------ LISTED ENTRIES

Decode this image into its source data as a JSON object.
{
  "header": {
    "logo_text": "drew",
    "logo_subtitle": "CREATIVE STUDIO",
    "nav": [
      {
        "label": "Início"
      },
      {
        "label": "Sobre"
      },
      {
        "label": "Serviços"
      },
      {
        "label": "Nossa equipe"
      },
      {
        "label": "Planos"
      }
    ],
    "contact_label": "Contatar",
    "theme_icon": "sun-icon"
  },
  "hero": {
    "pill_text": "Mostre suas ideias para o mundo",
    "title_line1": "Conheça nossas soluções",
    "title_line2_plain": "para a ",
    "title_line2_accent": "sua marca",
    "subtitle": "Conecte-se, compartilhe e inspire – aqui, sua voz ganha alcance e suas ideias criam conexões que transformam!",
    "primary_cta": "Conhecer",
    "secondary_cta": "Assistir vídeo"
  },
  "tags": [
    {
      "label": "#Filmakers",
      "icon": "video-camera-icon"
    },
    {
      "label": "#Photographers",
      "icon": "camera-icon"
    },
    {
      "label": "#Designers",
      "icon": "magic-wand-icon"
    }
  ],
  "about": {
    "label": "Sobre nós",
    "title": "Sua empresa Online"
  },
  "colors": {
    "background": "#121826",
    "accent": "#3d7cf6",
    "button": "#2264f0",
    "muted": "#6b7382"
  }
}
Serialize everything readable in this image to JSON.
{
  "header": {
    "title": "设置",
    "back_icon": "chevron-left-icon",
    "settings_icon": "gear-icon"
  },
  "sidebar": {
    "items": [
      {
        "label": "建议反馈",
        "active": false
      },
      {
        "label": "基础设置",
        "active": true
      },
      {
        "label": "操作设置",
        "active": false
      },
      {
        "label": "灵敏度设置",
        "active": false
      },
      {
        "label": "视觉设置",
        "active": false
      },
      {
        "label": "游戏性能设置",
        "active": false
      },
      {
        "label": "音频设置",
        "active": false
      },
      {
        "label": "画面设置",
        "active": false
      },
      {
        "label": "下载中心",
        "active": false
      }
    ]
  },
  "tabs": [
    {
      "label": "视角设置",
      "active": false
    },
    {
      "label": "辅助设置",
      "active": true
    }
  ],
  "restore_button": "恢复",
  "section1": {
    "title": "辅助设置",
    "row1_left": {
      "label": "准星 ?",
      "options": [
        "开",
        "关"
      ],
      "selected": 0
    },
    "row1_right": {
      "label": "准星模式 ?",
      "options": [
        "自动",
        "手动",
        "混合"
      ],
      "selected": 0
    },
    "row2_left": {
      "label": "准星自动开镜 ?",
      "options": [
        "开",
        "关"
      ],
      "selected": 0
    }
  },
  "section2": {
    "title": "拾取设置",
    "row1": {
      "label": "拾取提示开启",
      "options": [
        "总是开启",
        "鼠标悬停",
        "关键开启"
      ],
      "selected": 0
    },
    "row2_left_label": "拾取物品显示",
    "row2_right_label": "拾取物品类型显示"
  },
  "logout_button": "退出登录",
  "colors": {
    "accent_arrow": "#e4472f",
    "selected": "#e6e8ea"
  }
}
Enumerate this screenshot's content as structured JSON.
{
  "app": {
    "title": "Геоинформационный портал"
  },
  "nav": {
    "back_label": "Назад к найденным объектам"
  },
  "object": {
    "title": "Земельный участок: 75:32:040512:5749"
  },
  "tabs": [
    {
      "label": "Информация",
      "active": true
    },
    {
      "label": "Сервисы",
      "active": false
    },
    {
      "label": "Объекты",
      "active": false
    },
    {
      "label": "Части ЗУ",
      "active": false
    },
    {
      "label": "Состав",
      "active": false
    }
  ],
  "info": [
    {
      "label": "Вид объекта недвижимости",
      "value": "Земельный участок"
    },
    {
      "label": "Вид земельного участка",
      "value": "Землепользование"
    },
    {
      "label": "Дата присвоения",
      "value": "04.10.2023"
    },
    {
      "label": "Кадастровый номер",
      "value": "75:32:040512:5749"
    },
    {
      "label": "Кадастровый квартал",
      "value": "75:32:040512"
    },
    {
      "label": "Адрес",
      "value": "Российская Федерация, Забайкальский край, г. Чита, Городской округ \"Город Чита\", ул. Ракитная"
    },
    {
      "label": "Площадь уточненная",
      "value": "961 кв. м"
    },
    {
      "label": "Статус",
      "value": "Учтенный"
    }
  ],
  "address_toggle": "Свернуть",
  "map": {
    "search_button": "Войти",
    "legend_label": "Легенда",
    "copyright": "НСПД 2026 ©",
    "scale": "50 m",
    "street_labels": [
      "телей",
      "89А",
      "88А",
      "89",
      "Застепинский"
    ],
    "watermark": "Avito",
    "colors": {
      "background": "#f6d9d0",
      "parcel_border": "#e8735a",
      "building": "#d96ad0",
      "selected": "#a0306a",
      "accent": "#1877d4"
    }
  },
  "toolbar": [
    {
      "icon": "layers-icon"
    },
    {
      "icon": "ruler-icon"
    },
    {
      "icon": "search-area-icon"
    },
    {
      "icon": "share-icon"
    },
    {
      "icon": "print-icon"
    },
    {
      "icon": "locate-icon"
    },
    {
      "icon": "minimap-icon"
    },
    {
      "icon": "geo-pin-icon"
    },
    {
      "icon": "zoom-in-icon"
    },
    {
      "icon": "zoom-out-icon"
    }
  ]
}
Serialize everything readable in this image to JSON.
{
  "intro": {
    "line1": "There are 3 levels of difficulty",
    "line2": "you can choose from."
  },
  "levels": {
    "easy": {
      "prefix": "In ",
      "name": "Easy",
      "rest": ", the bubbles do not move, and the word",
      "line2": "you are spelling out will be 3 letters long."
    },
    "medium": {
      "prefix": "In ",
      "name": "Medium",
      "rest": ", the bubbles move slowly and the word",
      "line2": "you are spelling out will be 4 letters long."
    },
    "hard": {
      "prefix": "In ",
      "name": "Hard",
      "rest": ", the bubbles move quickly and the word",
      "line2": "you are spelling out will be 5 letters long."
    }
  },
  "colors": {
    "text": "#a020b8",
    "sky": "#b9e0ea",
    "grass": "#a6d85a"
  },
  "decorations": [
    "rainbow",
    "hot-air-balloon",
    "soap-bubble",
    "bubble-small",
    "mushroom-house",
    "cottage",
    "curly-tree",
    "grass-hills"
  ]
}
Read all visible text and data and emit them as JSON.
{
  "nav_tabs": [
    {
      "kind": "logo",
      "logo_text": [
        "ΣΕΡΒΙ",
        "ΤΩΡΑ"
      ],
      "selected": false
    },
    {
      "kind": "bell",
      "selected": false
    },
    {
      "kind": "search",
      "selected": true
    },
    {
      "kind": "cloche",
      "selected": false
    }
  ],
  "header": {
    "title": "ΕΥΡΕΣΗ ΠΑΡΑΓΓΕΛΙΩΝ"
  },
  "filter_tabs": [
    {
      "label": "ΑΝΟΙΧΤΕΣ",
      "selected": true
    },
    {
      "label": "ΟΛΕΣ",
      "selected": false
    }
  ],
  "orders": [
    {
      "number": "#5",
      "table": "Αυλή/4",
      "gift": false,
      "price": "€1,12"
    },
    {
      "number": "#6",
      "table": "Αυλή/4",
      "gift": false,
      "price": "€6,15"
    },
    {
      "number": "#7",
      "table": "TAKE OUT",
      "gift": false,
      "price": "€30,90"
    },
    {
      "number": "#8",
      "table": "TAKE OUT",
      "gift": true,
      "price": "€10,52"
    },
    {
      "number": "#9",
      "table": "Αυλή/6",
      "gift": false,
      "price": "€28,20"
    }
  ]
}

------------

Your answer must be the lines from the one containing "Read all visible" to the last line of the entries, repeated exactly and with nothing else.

Read all visible text and data and emit them as JSON.
{
  "nav_tabs": [
    {
      "kind": "logo",
      "logo_text": [
        "ΣΕΡΒΙ",
        "ΤΩΡΑ"
      ],
      "selected": false
    },
    {
      "kind": "bell",
      "selected": false
    },
    {
      "kind": "search",
      "selected": true
    },
    {
      "kind": "cloche",
      "selected": false
    }
  ],
  "header": {
    "title": "ΕΥΡΕΣΗ ΠΑΡΑΓΓΕΛΙΩΝ"
  },
  "filter_tabs": [
    {
      "label": "ΑΝΟΙΧΤΕΣ",
      "selected": true
    },
    {
      "label": "ΟΛΕΣ",
      "selected": false
    }
  ],
  "orders": [
    {
      "number": "#5",
      "table": "Αυλή/4",
      "gift": false,
      "price": "€1,12"
    },
    {
      "number": "#6",
      "table": "Αυλή/4",
      "gift": false,
      "price": "€6,15"
    },
    {
      "number": "#7",
      "table": "TAKE OUT",
      "gift": false,
      "price": "€30,90"
    },
    {
      "number": "#8",
      "table": "TAKE OUT",
      "gift": true,
      "price": "€10,52"
    },
    {
      "number": "#9",
      "table": "Αυλή/6",
      "gift": false,
      "price": "€28,20"
    }
  ]
}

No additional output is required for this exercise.